- **Exercise**
Look through the entries below and count the lines that contain "inset". Reply with that number only.

(Website and app data records)
········

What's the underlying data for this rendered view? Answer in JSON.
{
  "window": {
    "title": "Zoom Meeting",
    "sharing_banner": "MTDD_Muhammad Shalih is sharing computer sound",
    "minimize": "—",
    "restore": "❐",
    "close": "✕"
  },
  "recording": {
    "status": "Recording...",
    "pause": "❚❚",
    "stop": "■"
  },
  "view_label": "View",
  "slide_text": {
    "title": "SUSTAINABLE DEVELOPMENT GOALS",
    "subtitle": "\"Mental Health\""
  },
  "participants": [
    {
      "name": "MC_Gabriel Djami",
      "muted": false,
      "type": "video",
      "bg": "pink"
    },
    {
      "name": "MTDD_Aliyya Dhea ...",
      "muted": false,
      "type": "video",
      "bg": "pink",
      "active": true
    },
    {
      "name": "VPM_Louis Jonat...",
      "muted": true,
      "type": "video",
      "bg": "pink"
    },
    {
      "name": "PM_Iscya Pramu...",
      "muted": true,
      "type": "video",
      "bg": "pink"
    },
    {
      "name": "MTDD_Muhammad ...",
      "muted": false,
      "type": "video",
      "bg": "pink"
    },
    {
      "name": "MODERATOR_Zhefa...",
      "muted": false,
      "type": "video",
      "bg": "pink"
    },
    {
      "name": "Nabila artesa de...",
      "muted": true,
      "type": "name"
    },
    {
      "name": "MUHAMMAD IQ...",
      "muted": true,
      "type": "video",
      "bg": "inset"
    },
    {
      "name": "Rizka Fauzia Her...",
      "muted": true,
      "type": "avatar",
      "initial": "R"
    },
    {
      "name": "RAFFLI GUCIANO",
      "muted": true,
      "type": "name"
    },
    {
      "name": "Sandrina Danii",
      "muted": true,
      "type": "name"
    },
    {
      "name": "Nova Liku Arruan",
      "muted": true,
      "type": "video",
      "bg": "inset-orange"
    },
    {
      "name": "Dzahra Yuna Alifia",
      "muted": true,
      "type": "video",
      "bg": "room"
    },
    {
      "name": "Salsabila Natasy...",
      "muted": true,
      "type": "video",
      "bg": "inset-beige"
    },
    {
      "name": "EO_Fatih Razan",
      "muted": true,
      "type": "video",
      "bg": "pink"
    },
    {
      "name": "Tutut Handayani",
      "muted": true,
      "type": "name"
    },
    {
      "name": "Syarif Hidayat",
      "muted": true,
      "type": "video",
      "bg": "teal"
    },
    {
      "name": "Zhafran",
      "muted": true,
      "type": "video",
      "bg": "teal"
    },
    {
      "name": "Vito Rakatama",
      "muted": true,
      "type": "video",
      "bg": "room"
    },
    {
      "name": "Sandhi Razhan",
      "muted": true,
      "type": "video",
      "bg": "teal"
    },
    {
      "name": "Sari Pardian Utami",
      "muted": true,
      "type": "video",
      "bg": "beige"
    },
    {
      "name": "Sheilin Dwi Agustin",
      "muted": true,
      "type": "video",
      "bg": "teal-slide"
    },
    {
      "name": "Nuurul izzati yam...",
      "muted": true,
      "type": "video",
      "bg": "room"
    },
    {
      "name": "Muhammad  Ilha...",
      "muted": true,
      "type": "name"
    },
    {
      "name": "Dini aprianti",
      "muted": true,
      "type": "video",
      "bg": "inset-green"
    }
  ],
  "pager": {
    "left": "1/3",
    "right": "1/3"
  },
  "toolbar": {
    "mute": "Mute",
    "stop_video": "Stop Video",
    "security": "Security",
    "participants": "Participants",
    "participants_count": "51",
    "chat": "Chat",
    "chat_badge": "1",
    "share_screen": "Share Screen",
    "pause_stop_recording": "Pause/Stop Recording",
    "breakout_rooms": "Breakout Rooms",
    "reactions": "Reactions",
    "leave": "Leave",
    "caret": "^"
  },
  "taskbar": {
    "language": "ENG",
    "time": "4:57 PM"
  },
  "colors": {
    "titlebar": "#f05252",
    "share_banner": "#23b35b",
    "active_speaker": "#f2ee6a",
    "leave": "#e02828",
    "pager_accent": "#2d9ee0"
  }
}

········

- **Written solution**
4